Along with the campaign, the WTTC has also recently released a report highlighting the four primary macro-trends for travel companies to be aware of as the travel industry slowly regains its footing. These trends are as follows:

  • Evolution of demand: The pandemic has been a massive shock to the system, so it is unsurprising to discover that traveller demands have shifted toward the more predictable, familiar, and ‘tried and trusted’. This means that people will likely lean more to domestic travel for the time being, spend longer periods planning their holidays, and focus more on including outdoor activities in their itineraries.
  • Health and hygiene: This is fairly self-explanatory considering how the COVID-19 virus is spread, but it must be said that tourists are placing huge importance on optimal health and hygiene regarding their travels.
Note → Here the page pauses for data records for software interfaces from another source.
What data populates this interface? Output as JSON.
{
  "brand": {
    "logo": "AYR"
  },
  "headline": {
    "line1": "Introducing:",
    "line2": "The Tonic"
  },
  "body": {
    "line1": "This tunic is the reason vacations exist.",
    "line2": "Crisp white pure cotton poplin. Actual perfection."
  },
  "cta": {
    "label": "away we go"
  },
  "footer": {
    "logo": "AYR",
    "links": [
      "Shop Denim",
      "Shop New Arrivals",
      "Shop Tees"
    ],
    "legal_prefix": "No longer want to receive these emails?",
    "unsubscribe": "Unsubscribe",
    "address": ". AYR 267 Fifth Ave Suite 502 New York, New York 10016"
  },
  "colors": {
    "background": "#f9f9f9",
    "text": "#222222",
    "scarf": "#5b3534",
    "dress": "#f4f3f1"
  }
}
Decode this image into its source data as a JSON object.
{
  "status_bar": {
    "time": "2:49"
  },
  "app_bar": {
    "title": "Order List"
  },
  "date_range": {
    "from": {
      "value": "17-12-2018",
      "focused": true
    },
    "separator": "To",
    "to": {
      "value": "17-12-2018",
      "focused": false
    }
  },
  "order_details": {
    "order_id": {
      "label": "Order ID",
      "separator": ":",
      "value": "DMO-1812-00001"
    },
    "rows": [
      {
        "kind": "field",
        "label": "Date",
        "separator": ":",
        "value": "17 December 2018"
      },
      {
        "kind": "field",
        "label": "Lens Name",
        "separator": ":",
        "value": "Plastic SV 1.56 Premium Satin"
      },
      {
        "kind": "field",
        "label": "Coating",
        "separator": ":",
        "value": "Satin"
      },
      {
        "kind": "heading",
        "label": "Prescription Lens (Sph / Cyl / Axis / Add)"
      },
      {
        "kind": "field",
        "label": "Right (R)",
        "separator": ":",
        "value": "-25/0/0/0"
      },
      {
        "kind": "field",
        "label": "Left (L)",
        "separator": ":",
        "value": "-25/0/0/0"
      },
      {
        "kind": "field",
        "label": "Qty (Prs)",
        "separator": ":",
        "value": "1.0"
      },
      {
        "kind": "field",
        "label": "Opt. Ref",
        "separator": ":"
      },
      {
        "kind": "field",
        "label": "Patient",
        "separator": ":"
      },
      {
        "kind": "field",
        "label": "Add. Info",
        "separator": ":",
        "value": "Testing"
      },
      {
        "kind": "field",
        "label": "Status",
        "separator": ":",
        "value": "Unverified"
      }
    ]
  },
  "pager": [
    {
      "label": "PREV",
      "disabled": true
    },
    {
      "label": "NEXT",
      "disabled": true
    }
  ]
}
They expect travel suppliers to be 100% ready to ensure their safety at all times by adopting all of the necessary protocols as communicated by the World Health Organisation. According to the WTTC report, “More than nine out of 10 (92%) of consumers trust personal recommendations regarding health and hygiene, and 69% of travellers cite cleanliness as a critical component of a travel brand’s crisis response.”
  • Innovation and digitisation: Technology is critical to maximise health and safety in the times of COVID and beyond. Digital adoption and consumption are on the rise as a result of lockdown and the need to spend as much time at home as possible. Consumers now expect contactless check-in and payment, touch-free menus, and more.
  • Sustainability: Humans being locked away for months on end has worked wonders for the rejuvenation of the environment, making the call for sustainable living louder than ever. Tourists will thus re-embark upon travel with higher expectations and demands for eco-friendliness in all aspects of their trips. The report states that “Almost three quarters (73%) of consumers are taking note of brands that are making a difference during Covid-19, showing that growing attention is being paid to sustainability.”

How travel suppliers can work together

The WTTC has provided guidelines on how global cooperation can be achieved in relation to the travel industry revival. First and foremost, it will be imperative for both public and private sectors to come to an agreement on the implementation of health and safety standards across the industry and ensure that all travel suppliers are empowered to remain compliant.

Worker support schemes need to be strengthened in light of the financial impact of the pandemic. Payroll protection, tax payment deferrals, wage subsidies must become top priorities.

Another wonderful idea is for travel suppliers to introduce consumer incentives to encourage travel-related spending. Considering the macro-trend of ‘evolution of demand’ as mentioned above, it pays to focus exclusively on promoting domestic travel and regional experiences at first. Emphasis also needs to be placed on extending support and digital infrastructure to ‘hidden gems’ and rural destinations, as opposed to only marketing city centres and well-known attractions.

Once again taking the macro-trends into consideration, cooperation needs to take place around strengthening sustainability within the sector. This is another area where incentives could come into play, particularly in terms of encouraging businesses within the private sector to adhere to eco-conscious traveller demands.

WTTC president and chief executive Gloria Guevara said:

“We strongly believe that by working as and by taking a co-ordinated approach, we can beat Covid-19 and return to safe travels with world class standards of hygiene to travellers and regenerate the jobs and livelihoods of the 330 million people who worked in the sector before Covid-19.”

It’s no longer about competition. It’s about collaboration and cooperation!